[[ ENTRIES SUPPLIED, beginning ]]

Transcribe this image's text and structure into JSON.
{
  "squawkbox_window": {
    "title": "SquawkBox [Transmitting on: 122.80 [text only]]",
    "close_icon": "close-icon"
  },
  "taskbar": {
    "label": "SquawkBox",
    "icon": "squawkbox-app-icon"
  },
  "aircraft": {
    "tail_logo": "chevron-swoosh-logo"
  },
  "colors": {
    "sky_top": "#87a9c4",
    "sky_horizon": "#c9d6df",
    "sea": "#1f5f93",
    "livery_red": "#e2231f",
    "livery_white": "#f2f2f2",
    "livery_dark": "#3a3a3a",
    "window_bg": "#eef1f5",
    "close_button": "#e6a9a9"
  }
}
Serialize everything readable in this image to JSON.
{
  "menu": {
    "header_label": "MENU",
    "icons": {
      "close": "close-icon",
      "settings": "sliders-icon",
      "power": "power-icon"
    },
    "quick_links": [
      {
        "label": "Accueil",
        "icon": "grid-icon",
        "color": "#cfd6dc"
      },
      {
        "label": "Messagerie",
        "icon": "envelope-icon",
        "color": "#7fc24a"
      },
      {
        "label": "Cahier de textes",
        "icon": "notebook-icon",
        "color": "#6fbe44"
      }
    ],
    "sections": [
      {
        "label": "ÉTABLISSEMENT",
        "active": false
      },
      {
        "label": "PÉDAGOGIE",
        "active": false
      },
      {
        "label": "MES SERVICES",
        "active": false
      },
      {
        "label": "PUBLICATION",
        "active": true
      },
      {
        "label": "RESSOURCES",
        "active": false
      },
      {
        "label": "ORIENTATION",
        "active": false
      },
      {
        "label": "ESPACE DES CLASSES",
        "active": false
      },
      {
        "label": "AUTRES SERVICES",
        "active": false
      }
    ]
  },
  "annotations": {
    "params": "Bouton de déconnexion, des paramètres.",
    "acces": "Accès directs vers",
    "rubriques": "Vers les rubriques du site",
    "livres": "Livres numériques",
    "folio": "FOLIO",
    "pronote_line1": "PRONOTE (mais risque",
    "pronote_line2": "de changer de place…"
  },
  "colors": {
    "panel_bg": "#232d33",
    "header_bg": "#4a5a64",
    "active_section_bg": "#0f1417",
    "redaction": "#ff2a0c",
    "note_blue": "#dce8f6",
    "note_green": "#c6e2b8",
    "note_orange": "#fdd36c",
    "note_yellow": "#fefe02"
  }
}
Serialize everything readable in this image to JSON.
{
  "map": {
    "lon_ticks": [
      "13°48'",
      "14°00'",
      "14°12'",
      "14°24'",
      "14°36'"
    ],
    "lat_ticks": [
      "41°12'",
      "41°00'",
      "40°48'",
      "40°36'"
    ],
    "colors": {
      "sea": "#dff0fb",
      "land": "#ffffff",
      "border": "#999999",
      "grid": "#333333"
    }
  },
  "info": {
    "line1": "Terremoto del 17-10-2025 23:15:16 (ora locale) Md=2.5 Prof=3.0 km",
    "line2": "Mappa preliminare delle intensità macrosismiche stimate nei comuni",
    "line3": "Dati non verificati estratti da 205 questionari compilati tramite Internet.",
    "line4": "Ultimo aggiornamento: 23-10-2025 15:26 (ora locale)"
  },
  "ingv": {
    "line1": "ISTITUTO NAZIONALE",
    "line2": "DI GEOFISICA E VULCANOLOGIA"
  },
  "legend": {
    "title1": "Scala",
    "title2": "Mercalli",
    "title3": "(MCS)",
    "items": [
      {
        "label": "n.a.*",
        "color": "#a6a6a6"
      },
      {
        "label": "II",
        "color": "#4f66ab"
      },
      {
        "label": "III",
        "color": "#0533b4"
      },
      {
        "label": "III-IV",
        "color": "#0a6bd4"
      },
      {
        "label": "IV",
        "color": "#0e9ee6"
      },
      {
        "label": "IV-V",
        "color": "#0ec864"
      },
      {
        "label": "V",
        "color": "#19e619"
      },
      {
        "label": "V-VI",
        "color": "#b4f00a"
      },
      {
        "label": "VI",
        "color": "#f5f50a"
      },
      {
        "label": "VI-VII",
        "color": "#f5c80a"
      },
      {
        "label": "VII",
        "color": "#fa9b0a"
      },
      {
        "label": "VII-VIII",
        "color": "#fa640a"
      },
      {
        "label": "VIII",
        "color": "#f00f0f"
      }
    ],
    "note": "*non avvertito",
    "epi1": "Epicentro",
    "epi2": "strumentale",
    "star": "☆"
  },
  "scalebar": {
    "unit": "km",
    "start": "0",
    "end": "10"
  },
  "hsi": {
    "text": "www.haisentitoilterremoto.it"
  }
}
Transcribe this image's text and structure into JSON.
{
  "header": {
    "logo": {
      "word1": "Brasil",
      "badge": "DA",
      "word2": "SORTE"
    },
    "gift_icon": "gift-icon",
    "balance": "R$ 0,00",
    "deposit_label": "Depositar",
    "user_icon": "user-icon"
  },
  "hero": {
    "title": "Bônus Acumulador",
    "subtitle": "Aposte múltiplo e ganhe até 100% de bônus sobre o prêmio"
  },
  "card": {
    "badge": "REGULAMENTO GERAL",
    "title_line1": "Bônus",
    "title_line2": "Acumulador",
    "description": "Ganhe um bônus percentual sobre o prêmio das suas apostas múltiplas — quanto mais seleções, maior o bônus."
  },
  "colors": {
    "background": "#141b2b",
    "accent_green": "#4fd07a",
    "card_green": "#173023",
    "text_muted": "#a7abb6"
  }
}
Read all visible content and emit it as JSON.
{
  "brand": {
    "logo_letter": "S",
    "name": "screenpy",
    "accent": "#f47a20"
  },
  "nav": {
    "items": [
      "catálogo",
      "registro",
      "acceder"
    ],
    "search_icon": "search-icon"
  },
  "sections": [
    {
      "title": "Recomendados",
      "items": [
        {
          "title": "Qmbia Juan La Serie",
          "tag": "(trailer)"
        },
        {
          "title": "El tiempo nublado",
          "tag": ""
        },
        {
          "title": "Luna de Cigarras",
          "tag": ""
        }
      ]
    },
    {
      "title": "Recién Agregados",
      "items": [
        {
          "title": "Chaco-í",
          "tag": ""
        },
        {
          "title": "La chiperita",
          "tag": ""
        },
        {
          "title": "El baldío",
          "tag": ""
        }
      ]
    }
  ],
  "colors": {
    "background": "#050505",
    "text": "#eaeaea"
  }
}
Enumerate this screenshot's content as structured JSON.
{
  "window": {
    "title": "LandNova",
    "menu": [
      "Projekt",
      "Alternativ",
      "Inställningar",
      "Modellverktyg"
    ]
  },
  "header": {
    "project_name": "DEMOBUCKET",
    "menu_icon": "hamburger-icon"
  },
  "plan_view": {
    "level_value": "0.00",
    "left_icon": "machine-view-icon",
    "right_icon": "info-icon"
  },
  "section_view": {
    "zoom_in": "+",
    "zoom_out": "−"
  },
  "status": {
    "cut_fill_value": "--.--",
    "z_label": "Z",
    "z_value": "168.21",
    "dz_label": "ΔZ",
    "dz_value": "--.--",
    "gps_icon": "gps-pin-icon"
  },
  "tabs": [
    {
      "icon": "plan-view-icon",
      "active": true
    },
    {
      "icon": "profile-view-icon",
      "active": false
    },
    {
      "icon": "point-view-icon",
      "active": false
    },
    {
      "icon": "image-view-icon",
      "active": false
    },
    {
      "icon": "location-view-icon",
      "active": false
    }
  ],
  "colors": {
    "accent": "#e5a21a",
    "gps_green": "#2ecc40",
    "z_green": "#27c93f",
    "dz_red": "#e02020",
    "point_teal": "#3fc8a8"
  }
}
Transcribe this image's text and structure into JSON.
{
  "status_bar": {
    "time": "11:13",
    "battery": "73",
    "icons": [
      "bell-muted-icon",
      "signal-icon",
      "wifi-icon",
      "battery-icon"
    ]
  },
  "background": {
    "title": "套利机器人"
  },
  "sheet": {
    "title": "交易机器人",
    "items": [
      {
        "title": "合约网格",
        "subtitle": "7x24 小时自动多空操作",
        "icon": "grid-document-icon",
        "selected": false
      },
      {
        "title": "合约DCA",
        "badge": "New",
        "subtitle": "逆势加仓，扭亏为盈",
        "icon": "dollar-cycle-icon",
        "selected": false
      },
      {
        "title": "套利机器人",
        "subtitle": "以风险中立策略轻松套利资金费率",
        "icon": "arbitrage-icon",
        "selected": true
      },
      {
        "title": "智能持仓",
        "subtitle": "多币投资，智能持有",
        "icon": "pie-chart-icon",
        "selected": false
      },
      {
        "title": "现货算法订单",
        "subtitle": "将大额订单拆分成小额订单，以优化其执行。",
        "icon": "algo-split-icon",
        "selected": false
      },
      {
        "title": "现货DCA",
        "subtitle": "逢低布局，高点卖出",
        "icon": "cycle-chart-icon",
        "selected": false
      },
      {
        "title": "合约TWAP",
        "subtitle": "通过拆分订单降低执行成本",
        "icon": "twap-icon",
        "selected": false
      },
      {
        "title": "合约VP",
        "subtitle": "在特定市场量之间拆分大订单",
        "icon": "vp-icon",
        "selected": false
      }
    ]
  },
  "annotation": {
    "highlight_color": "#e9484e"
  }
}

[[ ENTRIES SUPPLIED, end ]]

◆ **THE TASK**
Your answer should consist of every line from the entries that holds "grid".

◆ **TASK SOLUTION**
        "icon": "grid-icon",
      "grid": "#333333"
        "icon": "grid-document-icon",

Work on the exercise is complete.